Alaska is renowned for many things; big mountains, big rivers, and big Salmon to name a few. In fact Alaska has many, many of each. The Copper River is one such crick, born of the glacier and thrust knowingly towards a great and mighty sea to the south. It’s waters fast, deep, silty and cold; all the hallmarks of a great and fearsome Alaskan River. Being the tenth largest river in the United States, it is also home to one of the greatest Salmon runs in the world, and in a place festering with mighty river’s running full of the hardest working fish in North America, that’s saying something. July and early August are the time of Red Salmon or Sockeye as it is known; to me, the very tastiest of all Salmon’s. Theses beautiful fish congregate in large numbers at the mouth of the Copper, near Cordova, at the Gulf of Alaska. Over the course of a few short weeks, they swim, upriver, in search of their ancestral spawning grounds, to the place of their birth, to continue the cycle of life. Along the way, people have been harvesting these fantastic creatures for sustenance for thousands of years.
2 o’clock in the afternoon, Sven, Billy, and I pile into Sven’s truck and head south for the 6 hour drive from Fairbanks to Chitina, a tiny hundred year old fishing and mining community, born from the days of the mighty Kennicott. Chitina is a beautiful place indeed; nestled in a deep valley, surrounded by high forested and craggy walls, giant glaciated peaks of the Wrangell Mountains, festooned with wildlife, and situated at the confluence of the Copper and Chitina Rivers’. On the drive down, we stop at a pullout with mind numbing Alaska scenery, an eyeful of the central and eastern Alaska Range and it’s plentiful glaciers. It had been a couple of years since I had been to this place and it was as magnificent as I had remembered. We arrive in Chitina later, and meet up with Sven’s friends Cynthia and Diane. We will be crashing at Cynthia’s cabin and they will be joining us tomorrow, at the river. The last time friends were here, a couple of weeks past, they had caught their limit between the 4 of them: 70 fish! That’s a lot of cleaning and filleting, but in the end, it is a freezer full of the best eating there is.
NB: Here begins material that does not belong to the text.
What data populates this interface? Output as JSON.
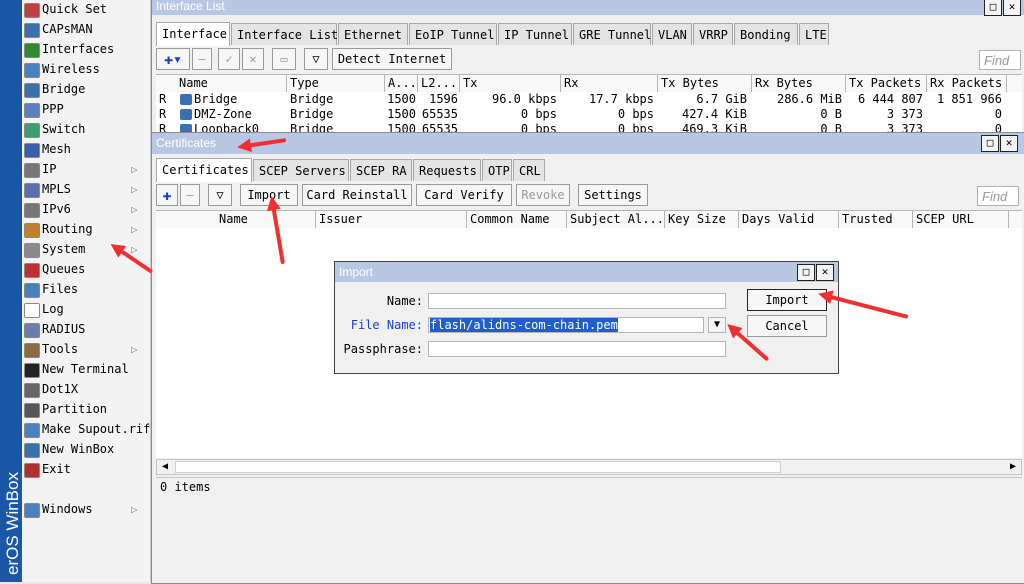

The trail in from the road to the good dip netting spots are 5 or 6 miles down river, however, Sven’s four wheeler ATV makes fairly quick work of ferrying 4 people, dip nets, gear and ice chests to the chosen location. By 8 o’clock, we have our ropes tied to the shore trees and to ourselves, and the nets are in the water. The river was intimidating at first; it is the sort that, if one fell in, you might be a goner. It is super fast and cold, with hidden logs, rocks, and all sorts of strainers, waiting to snag anything that happens to be in the water big enough to catch. It is also full of glacial silt; it’s appearance is that of fast, cold mud. It’s visibility is zero. But it is full of Salmon; I hope. After a couple of hours, Diane has managed to net 2 fish, a small one and a good sized one, and for the next 5 hours we were only able to land 3 more, for a total of 5 fish. Not the fish bonanza we had hoped for, as the cost of the trip necessitates a good yield. The river was definitely higher than normal; this probably attributed to the low numbers. One never knows when it comes to the Salmon running. One day they could be so strong that, could you see through the murky water, one might be able to walk across the river, supported only on the backs of the working Salmon. On other days, scarcely a few seem to be near by. Perhaps when the water is so high, they hide out in the eddy’s and holes, saving energy, awaiting the lower water and easier swimming, upriver and towards their goal.
By mid afternoon, we, with our 5 fish, decide to head out as it is a long drive home. As Sven is ferrying loads back to the truck, I clean the fish, pour the last bits of diesel fuel into the truck, and clean up. While the fishing was of limited success, the day was a fulfilling one, hanging with friends, taking in the best Alaska has to offer, and generally enjoying ourselves all around. Additionally, 3 of the 5 of us had seen bears today. Sven and Diane had seen a big Blackie earlier, and in the afternoon, Billy had come across a Griz crossing the trail and headed to the river, no doubt attracted the pungent odor of the Salmon. Afterwards, we say goodbye to our Chitina friends and hit Uncle Tom’s Tavern in Chitina, for a celebration beer; and afterwards, a long and tiring drive to Fairbanks, but with smiles on our faces.